Daniel Robert Bankhead
Position: p, of
Teams: Chicago American Giants, Birmingham Black Barons (1940-1942), military service (1943-1945), Memphis Red Sox (1946-1947), minor leagues (1947-1949, 1951-1952), major leagues (1947, 1950-1951), Canadian League (1953), Mexican League (1954-1965)
Height: 6' 1'' Weight: 184
Born: May 3, 1920, Empire, Alabama
Died: May 2, 1976, Houston, Texas
One of the five Bankhead brothers who played in the Negro Leagues, the hard-throwing right-hander had a blazing fastball and a tantalizing screwball. He capitalized on these attributes to earn a pitching spot in three All Star games (1941, 1946, and 1947) during the 1940s, and was the winning pitcher in the 1947 contest. That year was a good one for Bankhead, as he defeated the New York Yankees in the spring while pitching with Caguas, Puerto Rico, and joined the Brooklyn Dodgers later in the season to become the first black pitcher in the major leagues. Bankhead was also a good hitter, and in his first major-league at-bat, he hit a home run. But that was a false promise, and he was pounded pretty hard in his handful of pitching appearances during the remainder of the season.
After the inauspicious trial with the Dodgers at the end of 1947, he spent the next two seasons regrouping. In 1948 he chalked up impressive stats at Nashua (20-6, 2.35 ERA, and a no-hitter), and St. Paul (4-0), following in 1949 with a 20-6 mark (while batting .328) at Montreal in the International League to earn another shot with the Dodgers. His second season in Brooklyn, 1950, was his most productive major-league season, as he compiled a 9-4 ledger despite a 5.50 ERA. Off to a poor start the next year, losing his only decision, he was farmed to Montreal, where his run of hard luck continued and he ended the season with a 2-6 record. Bankhead was never to return to the major leagues, and during his short major-league career he registered a lifetime 9-5 record.
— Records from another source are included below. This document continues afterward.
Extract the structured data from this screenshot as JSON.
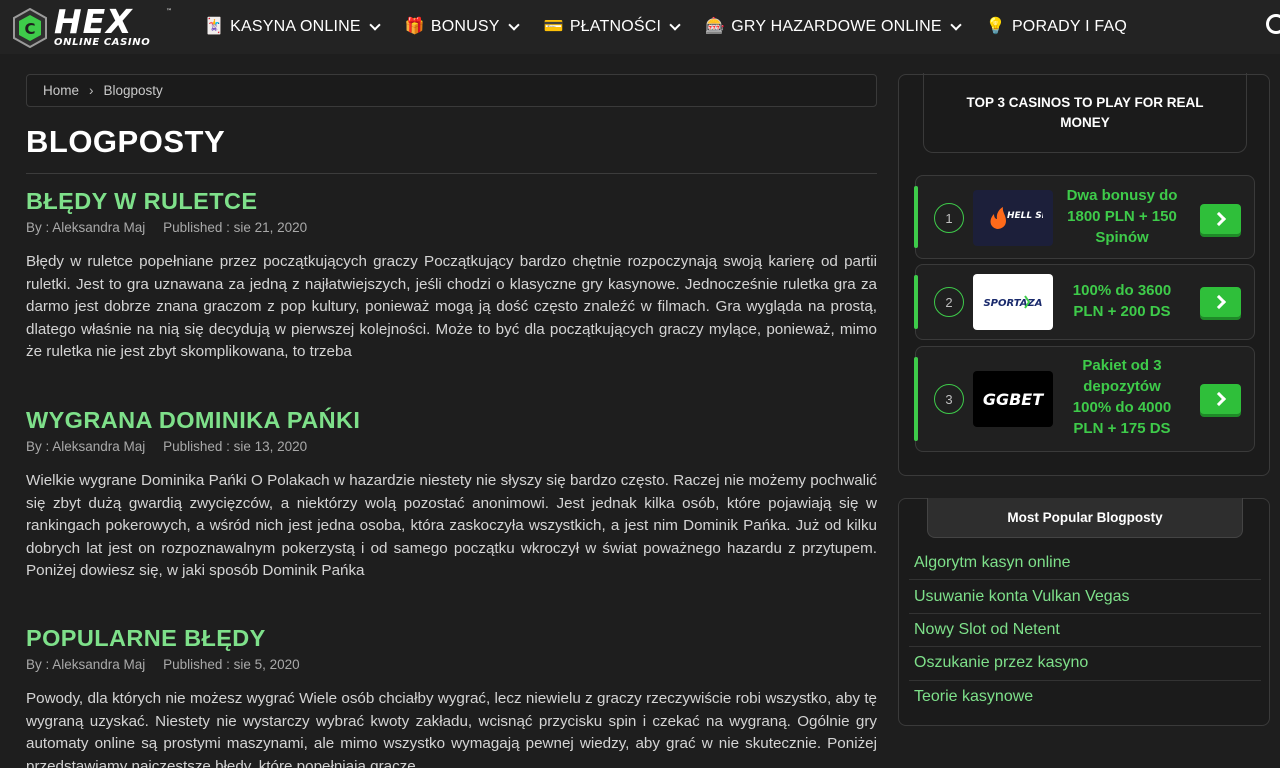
{
  "header": {
    "logo": {
      "main": "HEX",
      "tm": "™",
      "sub": "ONLINE CASINO"
    },
    "nav": [
      {
        "icon": "🃏",
        "icon_name": "cards-icon",
        "label": "KASYNA ONLINE",
        "has_dropdown": true
      },
      {
        "icon": "🎁",
        "icon_name": "gift-icon",
        "label": "BONUSY",
        "has_dropdown": true
      },
      {
        "icon": "💳",
        "icon_name": "credit-card-icon",
        "label": "PŁATNOŚCI",
        "has_dropdown": true
      },
      {
        "icon": "🎰",
        "icon_name": "slot-machine-icon",
        "label": "GRY HAZARDOWE ONLINE",
        "has_dropdown": true
      },
      {
        "icon": "💡",
        "icon_name": "lightbulb-icon",
        "label": "PORADY I FAQ",
        "has_dropdown": false
      }
    ]
  },
  "breadcrumb": {
    "home": "Home",
    "sep": "›",
    "current": "Blogposty"
  },
  "page_title": "BLOGPOSTY",
  "posts": [
    {
      "title": "BŁĘDY W RULETCE",
      "author": "By : Aleksandra Maj",
      "published": "Published : sie 21, 2020",
      "excerpt": "Błędy w ruletce popełniane przez początkujących graczy Początkujący bardzo chętnie rozpoczynają swoją karierę od partii ruletki. Jest to gra uznawana za jedną z najłatwiejszych, jeśli chodzi o klasyczne gry kasynowe. Jednocześnie ruletka gra za darmo jest dobrze znana graczom z pop kultury, ponieważ mogą ją dość często znaleźć w filmach. Gra wygląda na prostą, dlatego właśnie na nią się decydują w pierwszej kolejności. Może to być dla początkujących graczy mylące, ponieważ, mimo że ruletka nie jest zbyt skomplikowana, to trzeba"
    },
    {
      "title": "WYGRANA DOMINIKA PAŃKI",
      "author": "By : Aleksandra Maj",
      "published": "Published : sie 13, 2020",
      "excerpt": "Wielkie wygrane Dominika Pańki O Polakach w hazardzie niestety nie słyszy się bardzo często. Raczej nie możemy pochwalić się zbyt dużą gwardią zwycięzców, a niektórzy wolą pozostać anonimowi. Jest jednak kilka osób, które pojawiają się w rankingach pokerowych, a wśród nich jest jedna osoba, która zaskoczyła wszystkich, a jest nim Dominik Pańka. Już od kilku dobrych lat jest on rozpoznawalnym pokerzystą i od samego początku wkroczył w świat poważnego hazardu z przytupem. Poniżej dowiesz się, w jaki sposób Dominik Pańka"
    },
    {
      "title": "POPULARNE BŁĘDY",
      "author": "By : Aleksandra Maj",
      "published": "Published : sie 5, 2020",
      "excerpt": "Powody, dla których nie możesz wygrać Wiele osób chciałby wygrać, lecz niewielu z graczy rzeczywiście robi wszystko, aby tę wygraną uzyskać. Niestety nie wystarczy wybrać kwoty zakładu, wcisnąć przycisku spin i czekać na wygraną. Ogólnie gry automaty online są prostymi maszynami, ale mimo wszystko wymagają pewnej wiedzy, aby grać w nie skutecznie. Poniżej przedstawiamy najczęstsze błędy, które popełniają gracze"
    }
  ],
  "top3": {
    "title": "TOP 3 CASINOS TO PLAY FOR REAL MONEY",
    "casinos": [
      {
        "rank": "1",
        "logo": "HELL SPIN",
        "logo_bg": "#1c1f3a",
        "bonus": "Dwa bonusy do 1800 PLN + 150 Spinów"
      },
      {
        "rank": "2",
        "logo": "SPORTAZA",
        "logo_bg": "#ffffff",
        "bonus": "100% do 3600 PLN + 200 DS"
      },
      {
        "rank": "3",
        "logo": "GGBET",
        "logo_bg": "#000000",
        "bonus": "Pakiet od 3 depozytów 100% do 4000 PLN + 175 DS"
      }
    ]
  },
  "popular": {
    "title": "Most Popular Blogposty",
    "items": [
      "Algorytm kasyn online",
      "Usuwanie konta Vulkan Vegas",
      "Nowy Slot od Netent",
      "Oszukanie przez kasyno",
      "Teorie kasynowe"
    ]
  },
  "colors": {
    "accent": "#7ee08a",
    "green": "#3ecb4a",
    "bg": "#1e1e1e",
    "header_bg": "#232323"
  }
}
After another unproductive year on the mound at Montreal in 1952, where he lost his only decision, he signed with Drummondville in the Canadian Provincial League and attempted a transition to an everyday player. Always fairly handy with the stick, he hit .275 with respectable power. However, as a batter he was good enough to be a good-hitting pitcher but hot good enough to play as a regular in the major leagues. With his batting average he would have had to have generated more power and cut down significantly on his strikeouts to warrant a legitimate shot at the major leagues.
He continued to try to mix both pitching and hitting without concentrating on one position and, in 1954, he began a long career in Mexico. For a dozen seasons he played with an assortment of Mexican teams, playing as pitcher-first baseman-outfielder and building a respectable record, hitting over .300 five times and compiling a lifetime pitching record of 32-19. His best years on the slab were 1961-1962, when he was 8-2 and 9-6 despite high ERAs of 5.14 and 4.06.
Touted early in his career as another Satchel Paige, he could match Paige's speed but not his control, and Bankhead's early promise was never fully realized. He began his career in the Negro Leagues with the Birmingham Black Barons and, in league contests, had records of 6-1 and 3-0 in 1941-1942. However, he was better identified with the Memphis Red Sox, where he had records of 6-2 and 4-4 in 1946-1947 and was the highest-paid player on the ballclub. His salary escalated because he was bold in asking for raises when other ballplayers would not. His attention to money matters carried over to the major leagues, and when he signed with the Dodgers, he had an agent negotiate the contract for him. During this time, pitching with Caguas in the Puerto Rican League, he was compiling impressive strikeout totals, whiffing 179 and 131 in the winter seasons of 1946-1947 and 1949-1950.
Source: James A. Riley, The Biographical Encyclopedia of the Negro Baseball Leagues, New York: Carroll & Graf Publishers, Inc., 1994.